» What you will do:
Gather all lines from the material that contain "icon".

» The input:
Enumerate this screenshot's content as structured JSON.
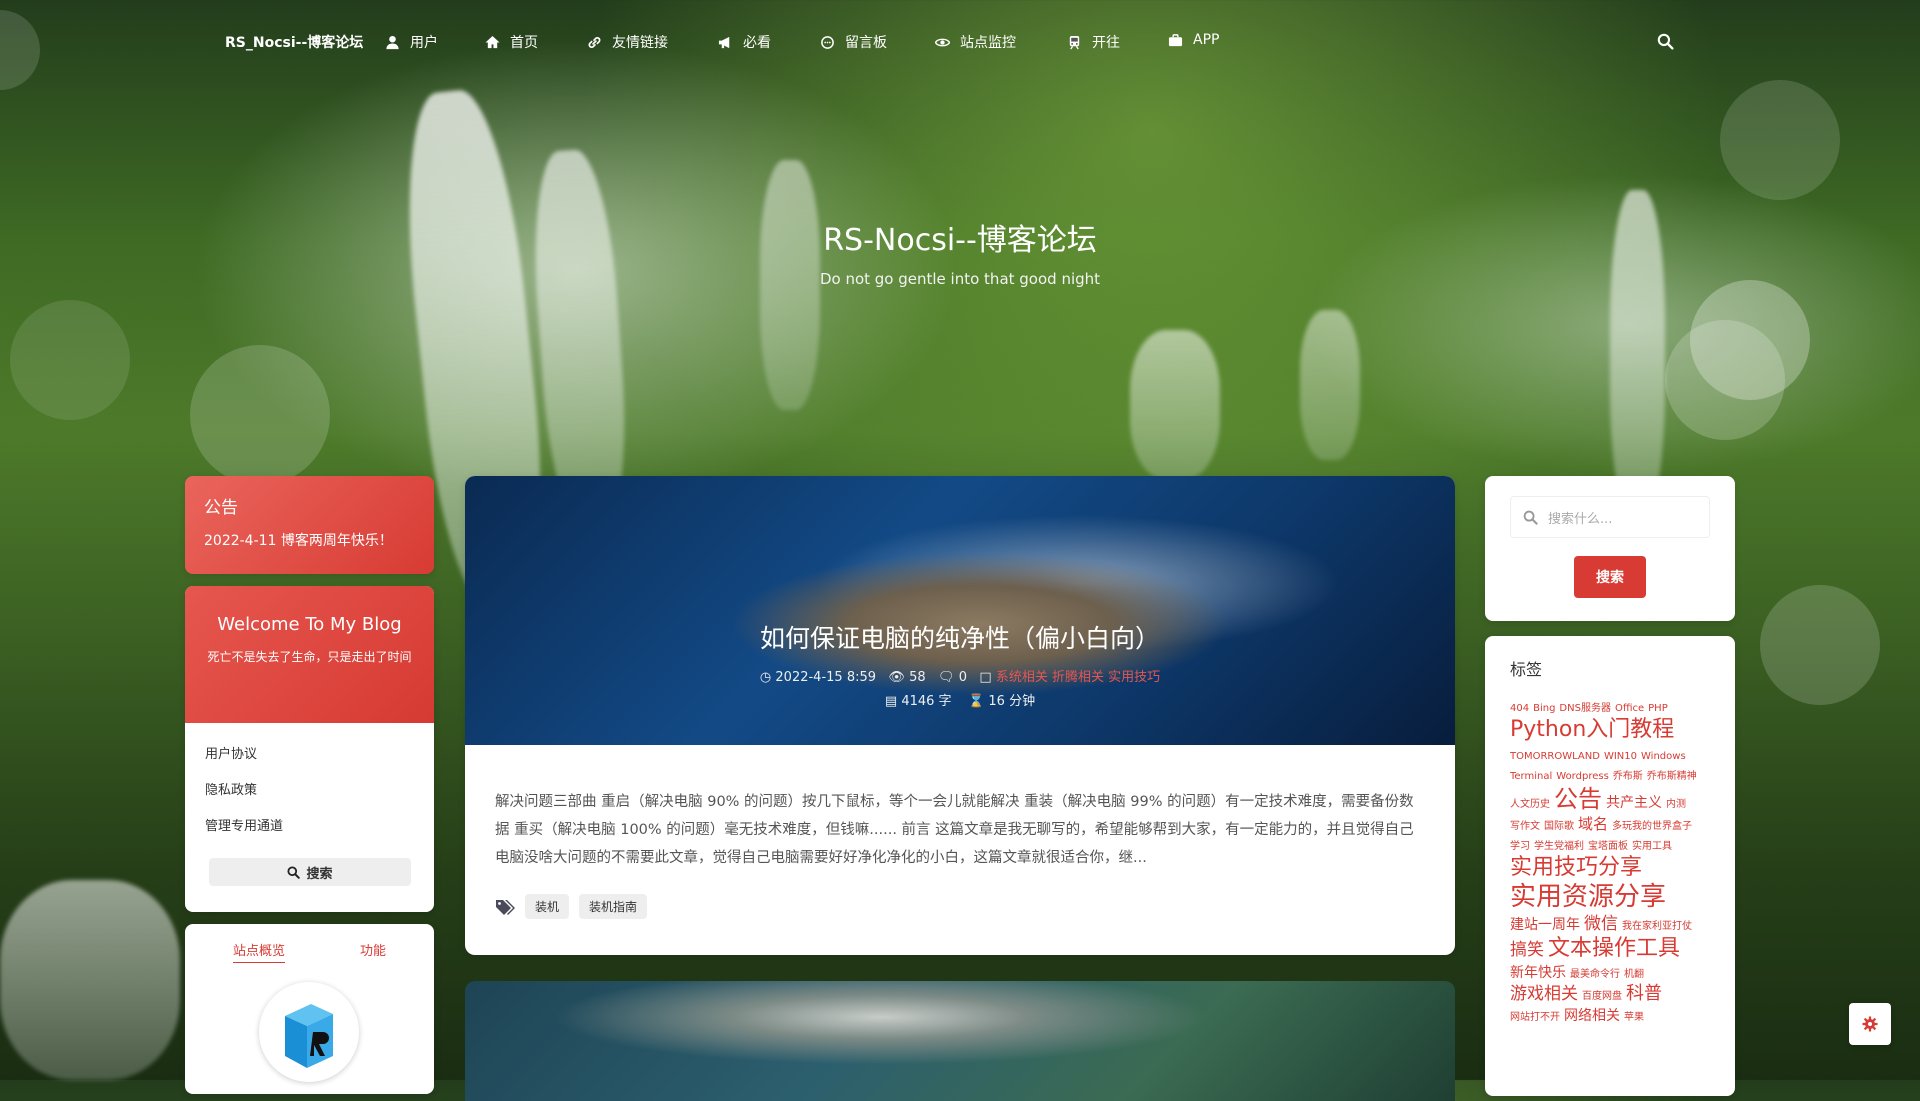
{
  "nav": {
    "brand": "RS_Nocsi--博客论坛",
    "items": [
      {
        "label": "用户",
        "icon": "user-icon"
      },
      {
        "label": "首页",
        "icon": "home-icon"
      },
      {
        "label": "友情链接",
        "icon": "link-icon"
      },
      {
        "label": "必看",
        "icon": "bullhorn-icon"
      },
      {
        "label": "留言板",
        "icon": "comment-icon"
      },
      {
        "label": "站点监控",
        "icon": "eye-icon"
      },
      {
        "label": "开往",
        "icon": "train-icon"
      },
      {
        "label": "APP",
        "icon": "briefcase-icon"
      }
    ],
    "search_icon": "search-icon"
  },
  "hero": {
    "title": "RS-Nocsi--博客论坛",
    "subtitle": "Do not go gentle into that good night"
  },
  "notice": {
    "title": "公告",
    "text": "2022-4-11 博客两周年快乐！"
  },
  "welcome": {
    "title": "Welcome To My Blog",
    "subtitle": "死亡不是失去了生命，只是走出了时间",
    "links": [
      "用户协议",
      "隐私政策",
      "管理专用通道"
    ],
    "search_label": "搜索"
  },
  "stats": {
    "tabs": [
      "站点概览",
      "功能"
    ]
  },
  "post": {
    "title": "如何保证电脑的纯净性（偏小白向）",
    "date": "2022-4-15 8:59",
    "views": "58",
    "comments": "0",
    "categories": "系统相关 折腾相关 实用技巧",
    "words": "4146 字",
    "read_time": "16 分钟",
    "excerpt": "解决问题三部曲 重启（解决电脑 90% 的问题）按几下鼠标，等个一会儿就能解决 重装（解决电脑 99% 的问题）有一定技术难度，需要备份数据 重买（解决电脑 100% 的问题）毫无技术难度，但钱嘛...... 前言 这篇文章是我无聊写的，希望能够帮到大家，有一定能力的，并且觉得自己电脑没啥大问题的不需要此文章，觉得自己电脑需要好好净化净化的小白，这篇文章就很适合你，继...",
    "tags": [
      "装机",
      "装机指南"
    ]
  },
  "sidebar_search": {
    "placeholder": "搜索什么...",
    "button": "搜索"
  },
  "tags_widget": {
    "title": "标签",
    "tags": [
      {
        "t": "404",
        "s": 10
      },
      {
        "t": "Bing",
        "s": 10
      },
      {
        "t": "DNS服务器",
        "s": 10
      },
      {
        "t": "Office",
        "s": 10
      },
      {
        "t": "PHP",
        "s": 10
      },
      {
        "t": "Python入门教程",
        "s": 22
      },
      {
        "t": "TOMORROWLAND",
        "s": 10
      },
      {
        "t": "WIN10",
        "s": 10
      },
      {
        "t": "Windows",
        "s": 10
      },
      {
        "t": "Terminal",
        "s": 10
      },
      {
        "t": "Wordpress",
        "s": 10
      },
      {
        "t": "乔布斯",
        "s": 10
      },
      {
        "t": "乔布斯精神",
        "s": 10
      },
      {
        "t": "人文历史",
        "s": 10
      },
      {
        "t": "公告",
        "s": 24
      },
      {
        "t": "共产主义",
        "s": 14
      },
      {
        "t": "内测",
        "s": 10
      },
      {
        "t": "写作文",
        "s": 10
      },
      {
        "t": "国际歌",
        "s": 10
      },
      {
        "t": "域名",
        "s": 15
      },
      {
        "t": "多玩我的世界盒子",
        "s": 10
      },
      {
        "t": "学习",
        "s": 10
      },
      {
        "t": "学生党福利",
        "s": 10
      },
      {
        "t": "宝塔面板",
        "s": 10
      },
      {
        "t": "实用工具",
        "s": 10
      },
      {
        "t": "实用技巧分享",
        "s": 22
      },
      {
        "t": "实用资源分享",
        "s": 26
      },
      {
        "t": "建站一周年",
        "s": 14
      },
      {
        "t": "微信",
        "s": 17
      },
      {
        "t": "我在家利亚打仗",
        "s": 10
      },
      {
        "t": "搞笑",
        "s": 17
      },
      {
        "t": "文本操作工具",
        "s": 22
      },
      {
        "t": "新年快乐",
        "s": 14
      },
      {
        "t": "最美命令行",
        "s": 10
      },
      {
        "t": "机翻",
        "s": 10
      },
      {
        "t": "游戏相关",
        "s": 17
      },
      {
        "t": "百度网盘",
        "s": 10
      },
      {
        "t": "科普",
        "s": 18
      },
      {
        "t": "网站打不开",
        "s": 10
      },
      {
        "t": "网络相关",
        "s": 14
      },
      {
        "t": "苹果",
        "s": 10
      }
    ]
  },
  "colors": {
    "accent": "#d73b33",
    "card": "#ffffff"
  }
}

» Task output:
        "icon": "user-icon"
        "icon": "home-icon"
        "icon": "link-icon"
        "icon": "bullhorn-icon"
        "icon": "comment-icon"
        "icon": "eye-icon"
        "icon": "train-icon"
        "icon": "briefcase-icon"
    "search_icon": "search-icon"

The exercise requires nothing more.